Task to complete: Return the listing below in full, with every line exactly as it is.

━━━ Data records

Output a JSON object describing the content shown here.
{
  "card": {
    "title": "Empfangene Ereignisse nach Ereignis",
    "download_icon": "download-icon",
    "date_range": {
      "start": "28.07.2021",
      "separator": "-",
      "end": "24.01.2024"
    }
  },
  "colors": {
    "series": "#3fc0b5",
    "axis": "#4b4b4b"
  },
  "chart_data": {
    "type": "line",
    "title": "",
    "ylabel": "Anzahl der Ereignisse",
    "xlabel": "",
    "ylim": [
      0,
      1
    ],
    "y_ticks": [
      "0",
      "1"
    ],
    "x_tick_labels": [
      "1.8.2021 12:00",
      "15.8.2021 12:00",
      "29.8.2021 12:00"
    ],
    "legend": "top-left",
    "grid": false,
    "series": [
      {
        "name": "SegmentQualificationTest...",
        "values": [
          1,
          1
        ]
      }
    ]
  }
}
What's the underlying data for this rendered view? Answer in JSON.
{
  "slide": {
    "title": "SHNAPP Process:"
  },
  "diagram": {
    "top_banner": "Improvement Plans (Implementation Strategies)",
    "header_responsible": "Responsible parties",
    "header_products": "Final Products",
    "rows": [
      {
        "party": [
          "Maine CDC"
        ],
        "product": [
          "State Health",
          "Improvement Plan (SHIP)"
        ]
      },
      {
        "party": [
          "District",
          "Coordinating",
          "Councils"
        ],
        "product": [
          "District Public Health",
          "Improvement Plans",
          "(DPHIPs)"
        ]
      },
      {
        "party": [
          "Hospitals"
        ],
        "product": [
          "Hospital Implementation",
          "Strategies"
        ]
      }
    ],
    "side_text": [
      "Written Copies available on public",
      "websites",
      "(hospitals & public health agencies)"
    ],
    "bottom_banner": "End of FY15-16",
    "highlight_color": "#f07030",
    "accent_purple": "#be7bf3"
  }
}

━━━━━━

Answer box:
Output a JSON object describing the content shown here.
{
  "card": {
    "title": "Empfangene Ereignisse nach Ereignis",
    "download_icon": "download-icon",
    "date_range": {
      "start": "28.07.2021",
      "separator": "-",
      "end": "24.01.2024"
    }
  },
  "colors": {
    "series": "#3fc0b5",
    "axis": "#4b4b4b"
  },
  "chart_data": {
    "type": "line",
    "title": "",
    "ylabel": "Anzahl der Ereignisse",
    "xlabel": "",
    "ylim": [
      0,
      1
    ],
    "y_ticks": [
      "0",
      "1"
    ],
    "x_tick_labels": [
      "1.8.2021 12:00",
      "15.8.2021 12:00",
      "29.8.2021 12:00"
    ],
    "legend": "top-left",
    "grid": false,
    "series": [
      {
        "name": "SegmentQualificationTest...",
        "values": [
          1,
          1
        ]
      }
    ]
  }
}
What's the underlying data for this rendered view? Answer in JSON.
{
  "slide": {
    "title": "SHNAPP Process:"
  },
  "diagram": {
    "top_banner": "Improvement Plans (Implementation Strategies)",
    "header_responsible": "Responsible parties",
    "header_products": "Final Products",
    "rows": [
      {
        "party": [
          "Maine CDC"
        ],
        "product": [
          "State Health",
          "Improvement Plan (SHIP)"
        ]
      },
      {
        "party": [
          "District",
          "Coordinating",
          "Councils"
        ],
        "product": [
          "District Public Health",
          "Improvement Plans",
          "(DPHIPs)"
        ]
      },
      {
        "party": [
          "Hospitals"
        ],
        "product": [
          "Hospital Implementation",
          "Strategies"
        ]
      }
    ],
    "side_text": [
      "Written Copies available on public",
      "websites",
      "(hospitals & public health agencies)"
    ],
    "bottom_banner": "End of FY15-16",
    "highlight_color": "#f07030",
    "accent_purple": "#be7bf3"
  }
}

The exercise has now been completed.